**** Records provided

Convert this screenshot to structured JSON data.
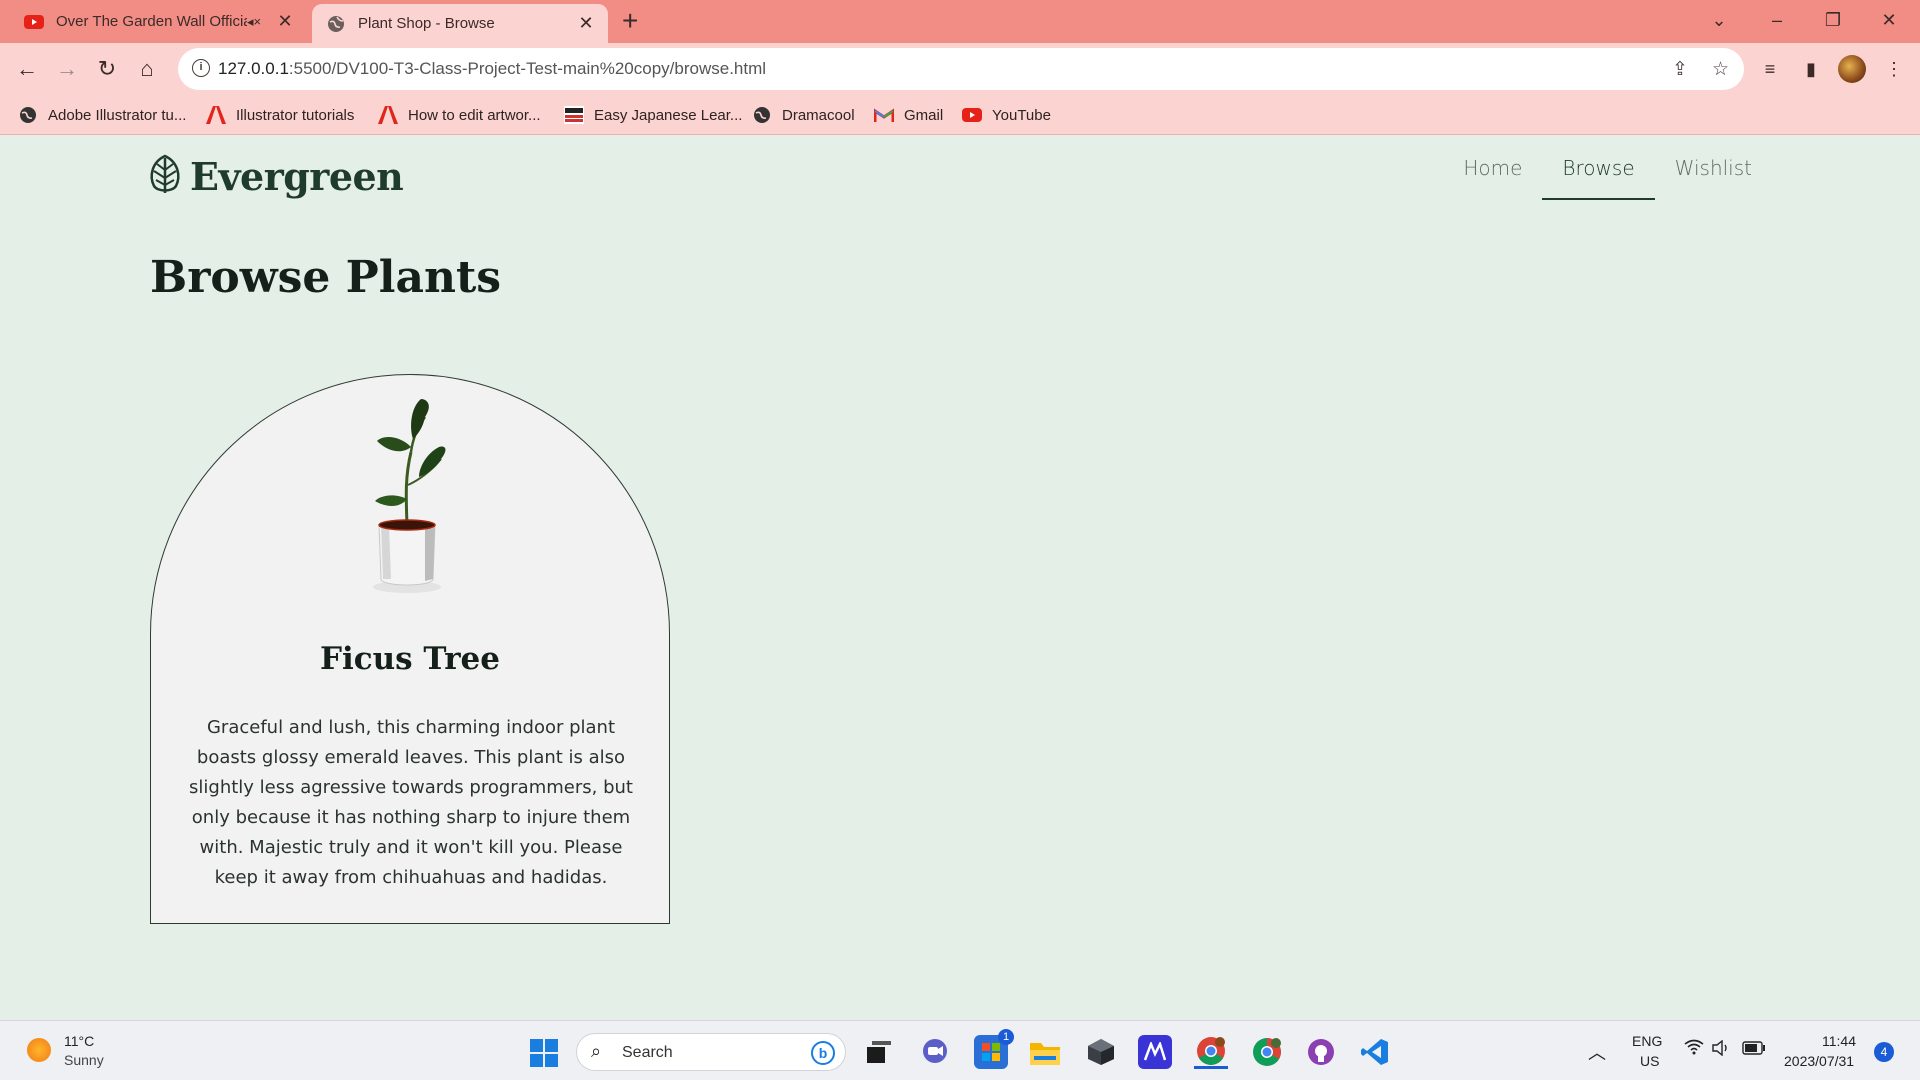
{
  "browser": {
    "tabs": [
      {
        "title": "Over The Garden Wall Officia",
        "favicon": "youtube-icon",
        "audio": "speaker-muted-icon"
      },
      {
        "title": "Plant Shop - Browse",
        "favicon": "globe-icon"
      }
    ],
    "url_host": "127.0.0.1",
    "url_path": ":5500/DV100-T3-Class-Project-Test-main%20copy/browse.html",
    "bookmarks": [
      {
        "label": "Adobe Illustrator tu...",
        "icon": "globe-icon"
      },
      {
        "label": "Illustrator tutorials",
        "icon": "adobe-icon"
      },
      {
        "label": "How to edit artwor...",
        "icon": "adobe-icon"
      },
      {
        "label": "Easy Japanese Lear...",
        "icon": "nhk-icon"
      },
      {
        "label": "Dramacool",
        "icon": "globe-icon"
      },
      {
        "label": "Gmail",
        "icon": "gmail-icon"
      },
      {
        "label": "YouTube",
        "icon": "youtube-icon"
      }
    ],
    "colors": {
      "tabbar": "#f28d86",
      "toolbar": "#fbd3d1"
    }
  },
  "site": {
    "brand": "Evergreen",
    "nav": [
      "Home",
      "Browse",
      "Wishlist"
    ],
    "active_nav": "Browse",
    "page_title": "Browse Plants",
    "products": [
      {
        "name": "Ficus Tree",
        "description": "Graceful and lush, this charming indoor plant boasts glossy emerald leaves. This plant is also slightly less agressive towards programmers, but only because it has nothing sharp to injure them with. Majestic truly and it won't kill you. Please keep it away from chihuahuas and hadidas."
      }
    ],
    "colors": {
      "background": "#e4efe7",
      "card": "#f2f2f2",
      "brand": "#1f3b2b"
    }
  },
  "taskbar": {
    "weather_temp": "11°C",
    "weather_desc": "Sunny",
    "search_placeholder": "Search",
    "store_badge": "1",
    "lang_top": "ENG",
    "lang_bottom": "US",
    "time": "11:44",
    "date": "2023/07/31",
    "notifications": "4"
  }
}
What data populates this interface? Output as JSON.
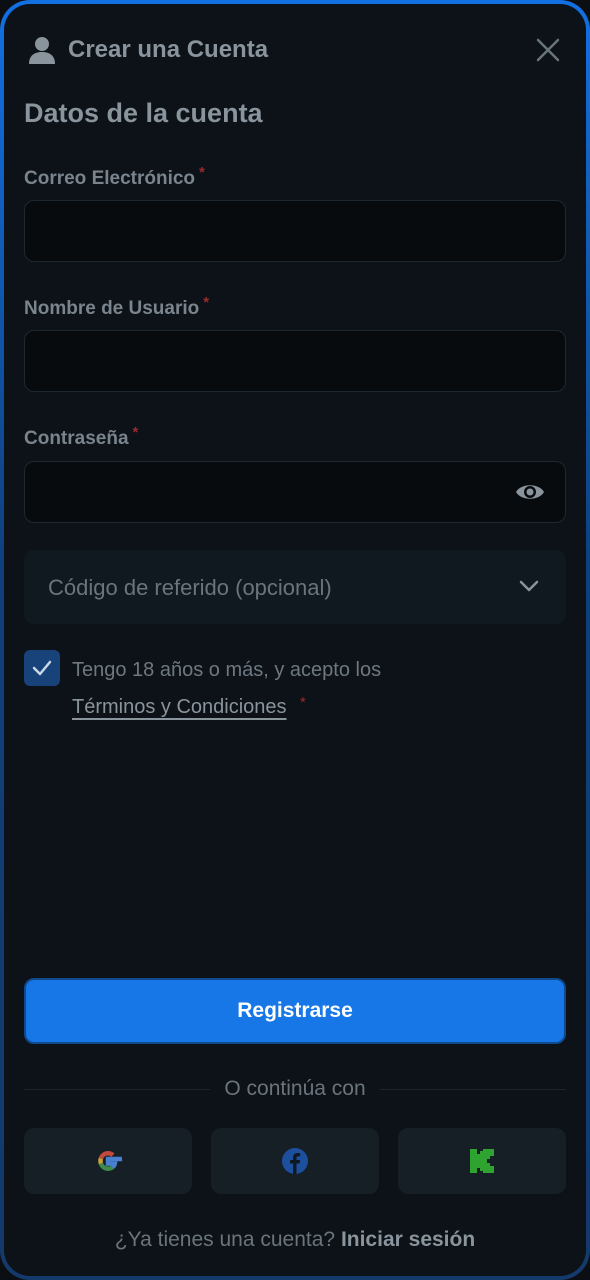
{
  "header": {
    "title": "Crear una Cuenta"
  },
  "section_title": "Datos de la cuenta",
  "fields": {
    "email": {
      "label": "Correo Electrónico",
      "required": "*",
      "value": ""
    },
    "username": {
      "label": "Nombre de Usuario",
      "required": "*",
      "value": ""
    },
    "password": {
      "label": "Contraseña",
      "required": "*",
      "value": ""
    }
  },
  "referral": {
    "label": "Código de referido (opcional)"
  },
  "agreement": {
    "text": "Tengo 18 años o más, y acepto los",
    "link": "Términos y Condiciones",
    "required": "*",
    "checked": true
  },
  "register_button": "Registrarse",
  "divider": "O continúa con",
  "social": [
    "google-icon",
    "facebook-icon",
    "kick-icon"
  ],
  "footer": {
    "question": "¿Ya tienes una cuenta?",
    "link": "Iniciar sesión"
  },
  "colors": {
    "accent": "#1877e6",
    "background": "#0c1218",
    "frame": "#1270e3"
  }
}
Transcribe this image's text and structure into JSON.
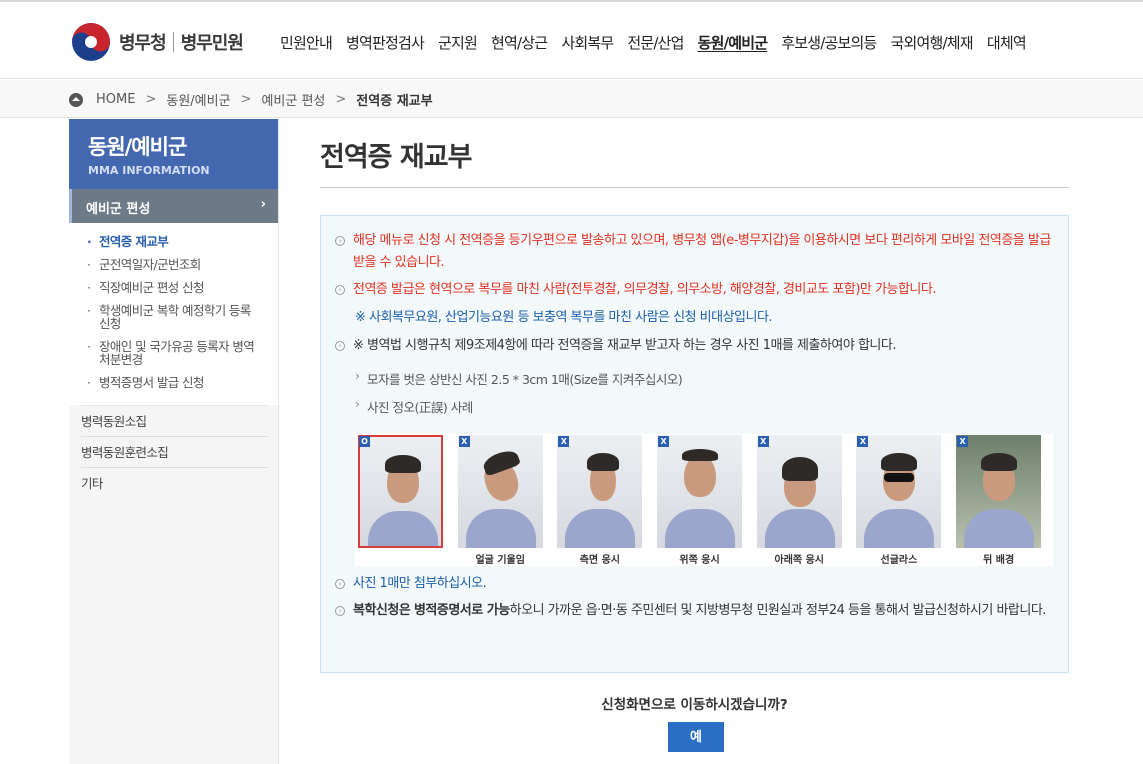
{
  "header": {
    "logo_text": "병무청",
    "logo_sub": "병무민원",
    "nav": [
      "민원안내",
      "병역판정검사",
      "군지원",
      "현역/상근",
      "사회복무",
      "전문/산업",
      "동원/예비군",
      "후보생/공보의등",
      "국외여행/체재",
      "대체역"
    ],
    "active_nav": "동원/예비군"
  },
  "breadcrumb": {
    "home": "HOME",
    "items": [
      "동원/예비군",
      "예비군 편성"
    ],
    "current": "전역증 재교부",
    "sep": ">"
  },
  "sidebar": {
    "title": "동원/예비군",
    "subtitle": "MMA INFORMATION",
    "current_section": "예비군 편성",
    "chevron": "›",
    "sub_items": [
      "전역증 재교부",
      "군전역일자/군번조회",
      "직장예비군 편성 신청",
      "학생예비군 복학 예정학기 등록 신청",
      "장애인 및 국가유공 등록자 병역처분변경",
      "병적증명서 발급 신청"
    ],
    "active_sub": "전역증 재교부",
    "menus": [
      "병력동원소집",
      "병력동원훈련소집",
      "기타"
    ]
  },
  "main": {
    "title": "전역증 재교부",
    "notice": {
      "item1": "해당 메뉴로 신청 시 전역증을 등기우편으로 발송하고 있으며, 병무청 앱(e-병무지갑)을 이용하시면 보다 편리하게 모바일 전역증을 발급 받을 수 있습니다.",
      "item2": "전역증 발급은 현역으로 복무를 마친 사람(전투경찰, 의무경찰, 의무소방, 해양경찰, 경비교도 포함)만 가능합니다.",
      "item2_note": "※ 사회복무요원, 산업기능요원 등 보충역 복무를 마친 사람은 신청 비대상입니다.",
      "item3": "※ 병역법 시행규칙 제9조제4항에 따라 전역증을 재교부 받고자 하는 경우 사진 1매를 제출하여야 합니다.",
      "sub1": "모자를 벗은 상반신 사진 2.5 * 3cm 1매(Size를 지켜주십시오)",
      "sub2": "사진 정오(正誤) 사례",
      "item4": "사진 1매만 첨부하십시오.",
      "item5_bold1": "복학신청은",
      "item5_bold2": "병적증명서로 가능",
      "item5_text1": " ",
      "item5_text2": "하오니 가까운 읍·면·동 주민센터 및 지방병무청 민원실과 정부24 등을 통해서 발급신청하시기 바랍니다.",
      "bullet": "›"
    },
    "photos": [
      {
        "mark": "O",
        "caption": ""
      },
      {
        "mark": "X",
        "caption": "얼굴 기울임"
      },
      {
        "mark": "X",
        "caption": "측면 응시"
      },
      {
        "mark": "X",
        "caption": "위쪽 응시"
      },
      {
        "mark": "X",
        "caption": "아래쪽 응시"
      },
      {
        "mark": "X",
        "caption": "선글라스"
      },
      {
        "mark": "X",
        "caption": "뒤 배경"
      }
    ],
    "question": "신청화면으로 이동하시겠습니까?",
    "yes_button": "예"
  },
  "colors": {
    "accent_blue": "#4468b0",
    "notice_red": "#e03121",
    "notice_blue": "#1b5ea9",
    "button_blue": "#2b6fc4"
  }
}
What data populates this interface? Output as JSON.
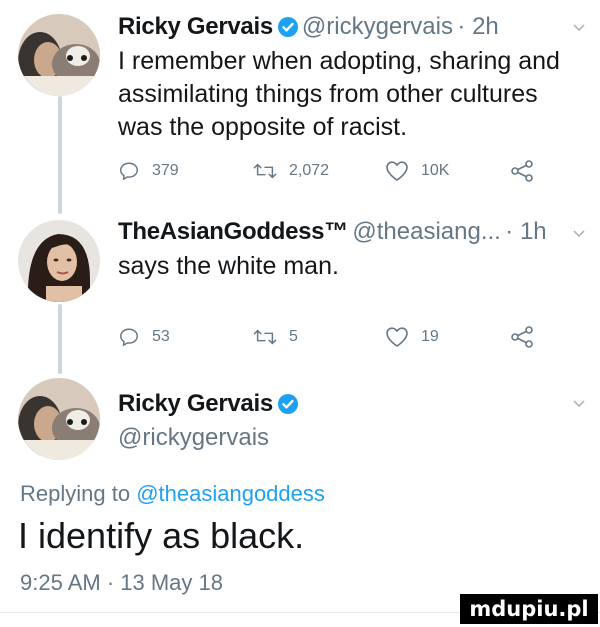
{
  "tweet1": {
    "name": "Ricky Gervais",
    "handle": "@rickygervais",
    "time": "· 2h",
    "text_lines": [
      "I remember when adopting, sharing and",
      "assimilating things from other cultures",
      "was the opposite of racist."
    ],
    "replies": "379",
    "retweets": "2,072",
    "likes": "10K"
  },
  "tweet2": {
    "name": "TheAsianGoddess™",
    "handle": "@theasiang...",
    "time": "· 1h",
    "text": "says the white man.",
    "replies": "53",
    "retweets": "5",
    "likes": "19"
  },
  "tweet3": {
    "name": "Ricky Gervais",
    "handle": "@rickygervais",
    "replying_prefix": "Replying to",
    "replying_handle": "@theasiangoddess",
    "text": "I identify as black.",
    "timestamp": "9:25 AM · 13 May 18"
  },
  "watermark": "mdupiu.pl",
  "colors": {
    "verified": "#1da1f2",
    "link": "#1da1f2",
    "secondary": "#657786",
    "thread_line": "#ccd6dd"
  }
}
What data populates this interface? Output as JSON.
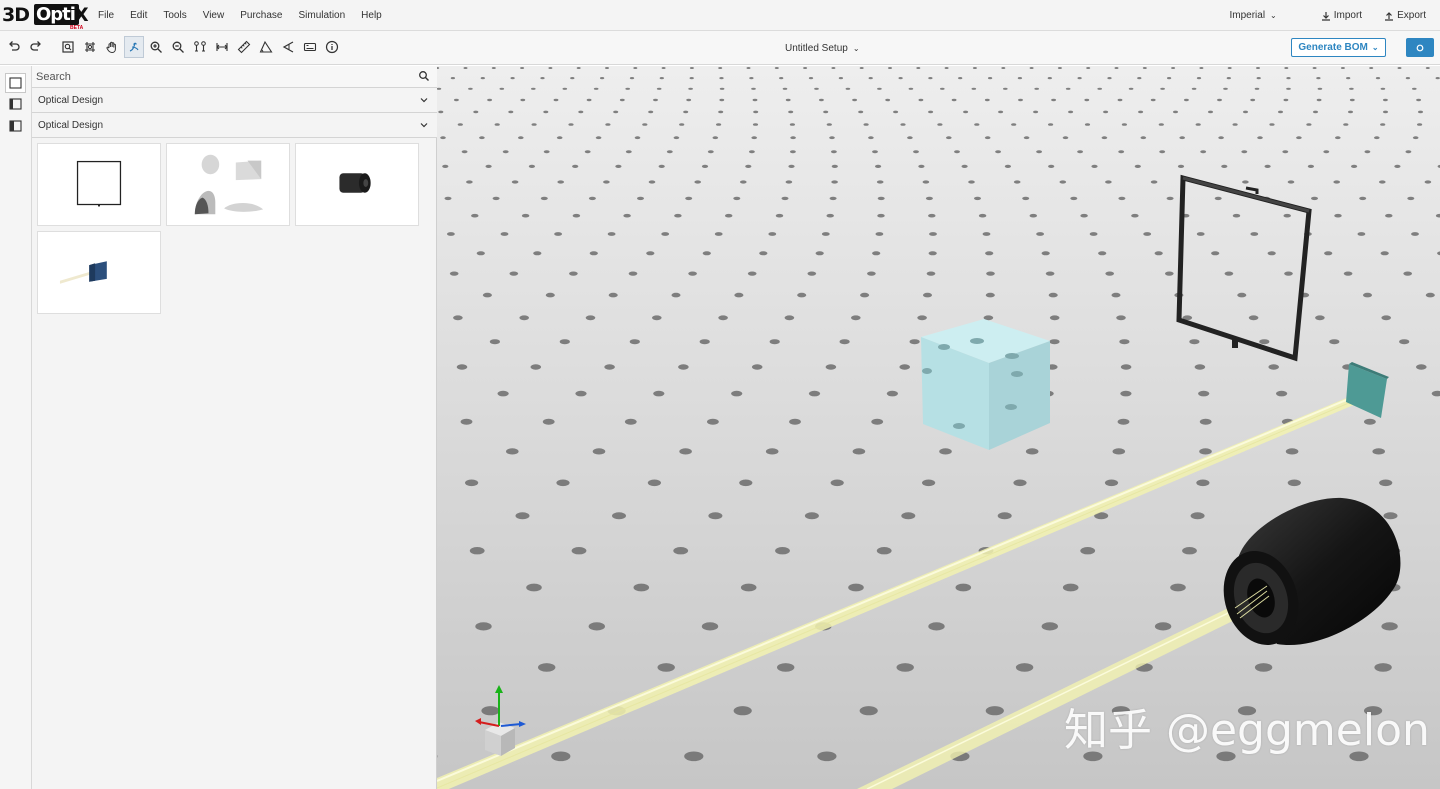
{
  "app": {
    "logo_text": "3D",
    "logo_box_text": "Opti",
    "logo_x_text": "X",
    "logo_badge": "BETA"
  },
  "menu": {
    "items": [
      "File",
      "Edit",
      "Tools",
      "View",
      "Purchase",
      "Simulation",
      "Help"
    ]
  },
  "menubar_right": {
    "units": "Imperial",
    "import_label": "Import",
    "export_label": "Export"
  },
  "toolbar": {
    "setup_title": "Untitled Setup",
    "bom_label": "Generate BOM"
  },
  "sidebar": {
    "search_placeholder": "Search",
    "dropdown_1": "Optical Design",
    "dropdown_2": "Optical Design"
  },
  "viewport": {
    "watermark": "知乎 @eggmelon",
    "table_color": "#cfcfcf",
    "beam_color": "#f6f6b8",
    "cube_color": "#b9e2e6",
    "detector_color": "#4e9a95"
  }
}
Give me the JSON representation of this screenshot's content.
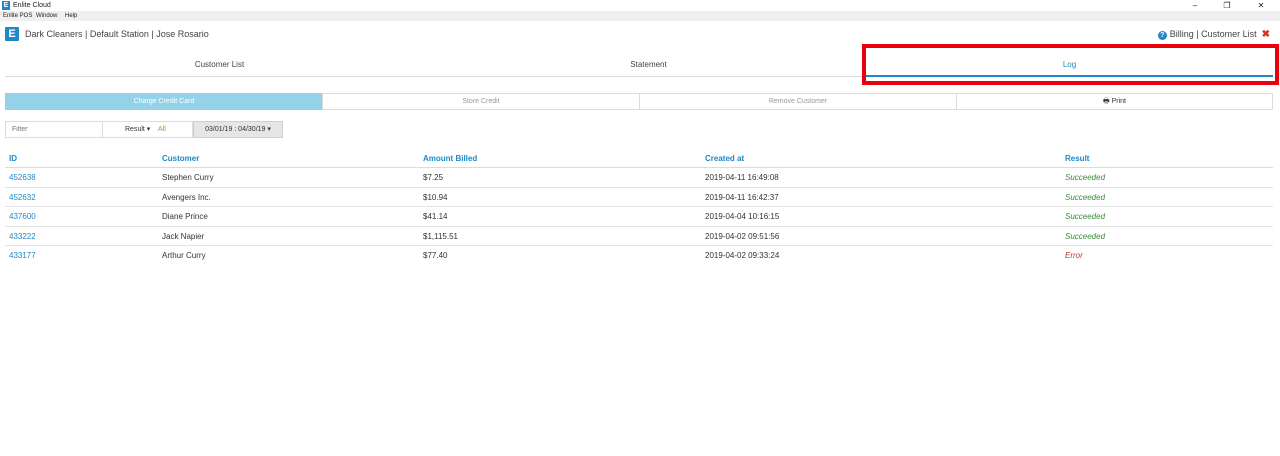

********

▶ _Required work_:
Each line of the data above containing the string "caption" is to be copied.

▶ _Response to this exercise_:
        "caption": ""
        "caption": "얼굴 기울임"
        "caption": "측면 응시"
        "caption": "위쪽 응시"
        "caption": "아래쪽 응시"
        "caption": "선글라스"
        "caption": "뒤 배경"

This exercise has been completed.